Al Gore's address to the U.N. General Assembly today was a much darker affair than I assumed it would be. Given that the stated goal today is to lay the groundwork for international institution-building and unity of vision, I expected he'd take a more inspirational approach. Instead, about three-quarters of his speech was a thorough enumeration of the effects global warming is already having on the planet. Included in his litany of woes: The faster-than-expected melting of Arctic ice, the million of years it will take for the caps to reform if they melt entirely, and the pressure the melting puts on the Greenland shelf. The potential six-meter rise in sea levels associated with such melting. Glaciers retreating all over the planet. The total disappearance of Lake Chad. Stronger typhoons, cyclones, and hurricanes making landfall worldwide. Record floods in India, Bangladesh, and elsewhere. 35,000 people killed in 2003 European heat wave. Goodness.
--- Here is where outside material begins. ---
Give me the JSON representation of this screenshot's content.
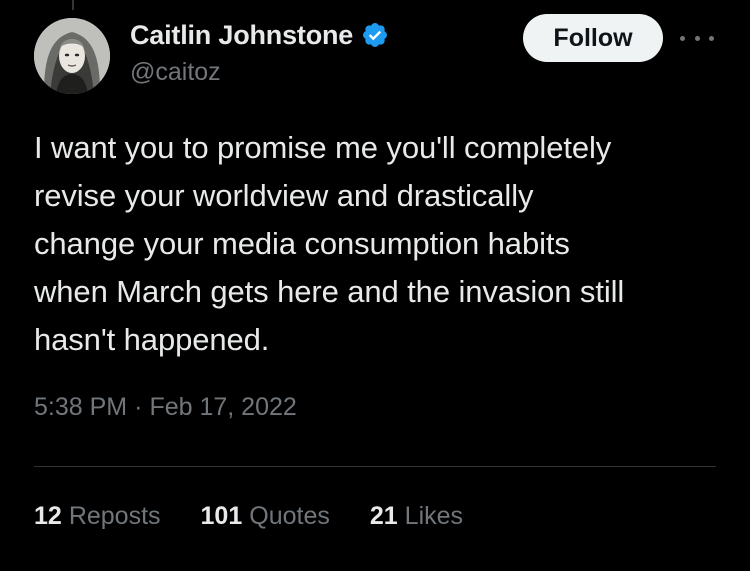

Arnold Schwarzenegger, who gave a rather good speech today here at the U.N. climate summit, is famously attempting to cut California's greenhouse-gas emissions. Now come accusations that the White House is behind a lobbying effort to get the U.S. EPA to reject Schwarzenegger's plan to regulate GHGs from cars and trucks. Rep. Henry Waxman (D-Calif.), chair of the Committee on Oversight and Government Reform, got wind of the situation. Writes Jesse Lee in "The Gavel," Speaker Pelosi's blog: Chairman Waxman has obtained internal e-mails which show that Transportation Secretary Mary Peters personally directed a behind-the-scenes lobbying campaign approved by the White House to oppose EPA approval of California's landmark standards reducing greenhouse gas emissions from motor vehicles.
Bush may be hosting a climate summit this week, but "what he will not do, officials said, is chart any shift in policies." Specifically, the Washington Post reports: Top Bush administration officials said the president is not planning to alter his opposition to mandatory limits on greenhouse gases or to stray from his emphasis on promoting new technologies, especially for nuclear power and for the storage of carbon dioxide produced by coal plants. This is straight from the Frank Luntz playbook on how to seem like you care about the climate when you don't: Technology, technology, technology. Yada. Yada. Yada. Delay, delay, delay.
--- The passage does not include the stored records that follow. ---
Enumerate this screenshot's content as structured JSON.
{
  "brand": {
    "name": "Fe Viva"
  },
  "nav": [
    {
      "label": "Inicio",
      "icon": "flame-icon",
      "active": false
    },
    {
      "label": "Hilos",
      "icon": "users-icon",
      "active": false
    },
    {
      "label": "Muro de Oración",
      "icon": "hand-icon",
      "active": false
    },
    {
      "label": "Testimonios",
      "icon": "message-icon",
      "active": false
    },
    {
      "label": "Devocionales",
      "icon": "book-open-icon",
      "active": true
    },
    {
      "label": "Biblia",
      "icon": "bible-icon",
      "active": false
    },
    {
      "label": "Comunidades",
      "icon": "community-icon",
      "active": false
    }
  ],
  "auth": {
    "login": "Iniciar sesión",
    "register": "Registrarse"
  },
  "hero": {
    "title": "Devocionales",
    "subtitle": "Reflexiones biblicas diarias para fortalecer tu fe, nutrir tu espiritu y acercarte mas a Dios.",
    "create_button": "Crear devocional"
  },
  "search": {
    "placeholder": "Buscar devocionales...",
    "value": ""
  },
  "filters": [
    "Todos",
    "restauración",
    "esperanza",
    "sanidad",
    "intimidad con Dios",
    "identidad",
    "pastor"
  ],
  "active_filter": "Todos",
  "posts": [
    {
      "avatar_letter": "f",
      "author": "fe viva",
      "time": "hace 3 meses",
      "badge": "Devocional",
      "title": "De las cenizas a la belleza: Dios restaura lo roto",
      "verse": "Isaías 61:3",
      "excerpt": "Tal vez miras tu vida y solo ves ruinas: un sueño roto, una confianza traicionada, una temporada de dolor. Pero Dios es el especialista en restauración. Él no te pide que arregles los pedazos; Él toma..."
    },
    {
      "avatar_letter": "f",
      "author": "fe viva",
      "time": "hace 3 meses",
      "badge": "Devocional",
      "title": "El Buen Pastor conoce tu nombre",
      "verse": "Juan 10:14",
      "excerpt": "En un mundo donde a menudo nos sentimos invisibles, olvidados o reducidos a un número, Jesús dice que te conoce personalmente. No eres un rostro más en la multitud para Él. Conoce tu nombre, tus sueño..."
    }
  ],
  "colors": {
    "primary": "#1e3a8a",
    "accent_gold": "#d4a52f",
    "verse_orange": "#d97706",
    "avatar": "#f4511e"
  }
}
Here at today's U.N. Climate Summit in New York, everyone seems to agree that bringing America into a leadership role on climate change is a necessary condition for forestalling the climate change crisis. From my perspective, then, the success or failure of this summit should be judged by its ability to make progress on that front. We've heard from -- among others -- Chilean President Michelle Bachelet and Federal Chancellor of Austria Alfred Gusenbauer, both of whom delivered passionate speeches about the pressing need for mitigation but without really explaining why countries (and America in particular) are hesitant to mitigate their emissions or how to upend that hesitance. We've heard about California's inspiring example, without hearing how crucial it is for that example to influence the greater United States. And on and on.